Exercise
Every line below that carries the word "chevron" needs to be copied.

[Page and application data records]
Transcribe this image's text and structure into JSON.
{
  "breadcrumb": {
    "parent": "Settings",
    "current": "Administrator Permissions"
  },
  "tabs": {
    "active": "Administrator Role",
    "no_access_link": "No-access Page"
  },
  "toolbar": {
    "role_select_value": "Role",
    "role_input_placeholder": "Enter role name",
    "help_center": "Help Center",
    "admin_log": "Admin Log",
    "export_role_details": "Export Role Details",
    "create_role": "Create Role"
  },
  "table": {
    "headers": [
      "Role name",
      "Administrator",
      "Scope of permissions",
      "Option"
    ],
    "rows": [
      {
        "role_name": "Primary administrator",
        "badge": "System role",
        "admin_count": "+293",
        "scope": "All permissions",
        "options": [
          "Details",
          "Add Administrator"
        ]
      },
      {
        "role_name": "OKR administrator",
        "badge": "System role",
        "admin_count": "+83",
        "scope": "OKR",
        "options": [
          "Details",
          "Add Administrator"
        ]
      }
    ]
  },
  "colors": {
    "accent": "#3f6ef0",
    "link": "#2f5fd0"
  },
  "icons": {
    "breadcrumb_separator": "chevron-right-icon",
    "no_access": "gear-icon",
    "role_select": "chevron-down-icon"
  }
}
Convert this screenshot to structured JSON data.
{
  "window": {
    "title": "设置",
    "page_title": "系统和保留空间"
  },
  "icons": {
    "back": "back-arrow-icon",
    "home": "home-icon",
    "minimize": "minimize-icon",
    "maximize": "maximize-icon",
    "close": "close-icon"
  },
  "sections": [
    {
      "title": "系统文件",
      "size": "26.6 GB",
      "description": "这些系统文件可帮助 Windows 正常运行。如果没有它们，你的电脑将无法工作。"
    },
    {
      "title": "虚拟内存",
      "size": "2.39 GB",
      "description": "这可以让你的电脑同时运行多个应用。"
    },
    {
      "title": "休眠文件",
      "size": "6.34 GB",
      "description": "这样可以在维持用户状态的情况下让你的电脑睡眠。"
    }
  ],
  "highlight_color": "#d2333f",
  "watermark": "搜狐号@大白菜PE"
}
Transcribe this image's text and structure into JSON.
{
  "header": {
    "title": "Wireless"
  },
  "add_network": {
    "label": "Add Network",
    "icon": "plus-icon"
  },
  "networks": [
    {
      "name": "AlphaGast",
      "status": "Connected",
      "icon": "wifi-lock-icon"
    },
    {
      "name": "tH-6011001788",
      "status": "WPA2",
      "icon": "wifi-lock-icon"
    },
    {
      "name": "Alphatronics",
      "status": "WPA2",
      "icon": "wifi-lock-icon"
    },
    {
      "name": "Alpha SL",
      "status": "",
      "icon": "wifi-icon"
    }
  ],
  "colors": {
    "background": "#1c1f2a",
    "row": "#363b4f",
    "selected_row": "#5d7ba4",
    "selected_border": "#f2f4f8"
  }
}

Answer to this problem
    "breadcrumb_separator": "chevron-right-icon",
    "role_select": "chevron-down-icon"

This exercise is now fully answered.